The Supreme Court has weighed in: class and collective action waivers in arbitration agreements are lawful and must be enforced under the Federal Arbitration Act (FAA). The Court’s decision ends a circuit split and overturns the National Labor Relations Board’s (NLRB) position that class and collective action waivers violate employees’ rights under the National Labor Relations Act (NLRA). Ever since the NLRB’s 2012 decision in D.R. Horton, courts have wrangled with the enforceability of class action waivers and the interaction between the NLRA and the FAA. The Supreme Court’s decision in Epic Systems Corp. v. Lewis (Epic) brings an end to the dispute.1 In a 5-4 opinion authored by Justice Gorsuch, the Court held the FAA requires arbitration agreements to be enforced on the same grounds as any other contract, and the NLRA, which was enacted after the FAA, contains no contrary congressional command excluding class action waivers from the FAA’s mandate.

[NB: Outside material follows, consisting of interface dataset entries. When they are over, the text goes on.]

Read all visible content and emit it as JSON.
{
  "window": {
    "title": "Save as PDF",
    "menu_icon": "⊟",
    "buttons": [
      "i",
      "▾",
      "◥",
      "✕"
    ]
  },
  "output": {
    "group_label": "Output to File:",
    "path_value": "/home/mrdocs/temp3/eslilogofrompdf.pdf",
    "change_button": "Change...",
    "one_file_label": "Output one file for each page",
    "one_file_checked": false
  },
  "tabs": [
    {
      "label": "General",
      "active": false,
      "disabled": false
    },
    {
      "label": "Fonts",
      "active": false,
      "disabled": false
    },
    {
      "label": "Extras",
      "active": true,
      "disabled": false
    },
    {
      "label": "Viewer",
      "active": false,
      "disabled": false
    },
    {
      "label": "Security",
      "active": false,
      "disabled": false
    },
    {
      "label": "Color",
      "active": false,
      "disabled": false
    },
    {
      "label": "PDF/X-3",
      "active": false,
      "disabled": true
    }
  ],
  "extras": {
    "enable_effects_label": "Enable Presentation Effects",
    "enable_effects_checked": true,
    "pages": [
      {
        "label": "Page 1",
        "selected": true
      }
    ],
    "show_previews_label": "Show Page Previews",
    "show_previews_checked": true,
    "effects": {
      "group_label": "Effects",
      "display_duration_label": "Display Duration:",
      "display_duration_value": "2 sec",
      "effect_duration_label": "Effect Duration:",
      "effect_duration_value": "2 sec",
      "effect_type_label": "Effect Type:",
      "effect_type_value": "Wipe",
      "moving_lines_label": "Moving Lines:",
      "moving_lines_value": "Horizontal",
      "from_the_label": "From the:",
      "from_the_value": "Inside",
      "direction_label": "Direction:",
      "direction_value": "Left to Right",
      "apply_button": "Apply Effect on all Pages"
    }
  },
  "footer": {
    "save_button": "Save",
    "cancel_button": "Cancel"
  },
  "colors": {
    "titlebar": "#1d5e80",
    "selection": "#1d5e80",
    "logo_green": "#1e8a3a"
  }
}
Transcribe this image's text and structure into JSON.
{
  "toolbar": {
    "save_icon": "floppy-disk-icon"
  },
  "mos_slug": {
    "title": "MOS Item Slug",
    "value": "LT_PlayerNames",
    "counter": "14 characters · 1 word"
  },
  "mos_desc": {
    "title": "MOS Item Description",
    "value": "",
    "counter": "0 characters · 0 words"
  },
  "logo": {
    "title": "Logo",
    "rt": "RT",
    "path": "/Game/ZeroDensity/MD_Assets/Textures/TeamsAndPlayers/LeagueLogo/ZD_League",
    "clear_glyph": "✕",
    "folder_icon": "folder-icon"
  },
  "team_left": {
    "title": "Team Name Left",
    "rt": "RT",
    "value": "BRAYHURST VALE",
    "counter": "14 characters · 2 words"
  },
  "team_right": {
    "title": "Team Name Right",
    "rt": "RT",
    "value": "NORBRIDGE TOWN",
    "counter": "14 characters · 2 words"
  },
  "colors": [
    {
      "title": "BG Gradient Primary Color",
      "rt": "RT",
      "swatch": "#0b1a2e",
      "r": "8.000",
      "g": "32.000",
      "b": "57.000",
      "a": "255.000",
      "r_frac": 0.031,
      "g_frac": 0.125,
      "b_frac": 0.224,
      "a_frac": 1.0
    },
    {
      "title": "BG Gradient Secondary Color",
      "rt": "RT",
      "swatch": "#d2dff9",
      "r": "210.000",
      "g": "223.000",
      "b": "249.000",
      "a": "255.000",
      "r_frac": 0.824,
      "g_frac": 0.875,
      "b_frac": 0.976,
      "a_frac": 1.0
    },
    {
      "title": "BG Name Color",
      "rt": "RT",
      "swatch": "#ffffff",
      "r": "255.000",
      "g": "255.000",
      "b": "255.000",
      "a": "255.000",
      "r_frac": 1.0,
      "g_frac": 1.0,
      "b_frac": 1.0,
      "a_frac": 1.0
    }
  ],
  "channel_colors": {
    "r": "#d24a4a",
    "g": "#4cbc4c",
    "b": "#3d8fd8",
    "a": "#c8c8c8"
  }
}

The Seventh Circuit in Epic and the Ninth Circuit in Ernst & Young, et al. v. Morris (Ernst & Young) both held that class action waivers in mandatory, pre-dispute arbitration agreements between employers and employees violate the NLRA by restraining employees’ right to engage in concerted activity. Both of these courts held there is no conflict between the NLRA and the FAA due to the FAA’s “savings clause,” which provides arbitration agreements are “enforceable, save upon such grounds as exist at law or in equity for the revocation of any contract.” And since class action waivers contained in mandatory, pre-dispute arbitration agreements are unlawful, they are not enforceable under the FAA.
The Supreme Court disagreed. The FAA’s savings clause only recognizes general contract defenses such as fraud, duress, and unconscionability. It does not allow for defenses that apply specifically to arbitration agreements instead of contracts generally. The employees’ argument failed because they did not argue that the class and collective action waivers in their arbitration agreements were fraudulent or unconscionable; they simply attacked the agreements because they required individualized arbitration. This specific attack on arbitration is not a defense under the FAA’s savings clause.
The Court went on to hold that the NLRA does not grant employees the right to engage in class or collective actions as a Section 7 right. Section 7 instead guarantees employees the right to bargain collectively and organize unions. In reaching this conclusion, the Court noted that when the NLRA was adopted in 1935, the Federal Rules of Civil Procedure had not created the class action, and neither had the Fair Labor Standards Act codified its collective action provision. Thus, the NLRA does not contain a congressional command contrary to the FAA's central purpose, which is to enforce agreements to arbitrate in accordance with their terms. As Justice Gorsuch noted, “it’s more than a little doubtful that Congress would have tucked into the mousehole of Section 7’s catchall term an elephant that tramples the work done by these other laws.”
Finally, Justice Gorsuch also rejected the argument that the NLRB was due deference for its position on class and collective waivers. By finding class and collective action waivers unlawful, the NLRB was not just interpreting the NLRA, it was interpreting the NLRA along with the FAA, the latter being a statute it does not administer. According to the Court, this type of analysis concerning two different statutory regimes is for the courts, not an administrative agency.
The Court’s decision is a great win for employers, and it brings an end to the years of uncertainty created when the NLRB first changed course to challenge arbitration agreements.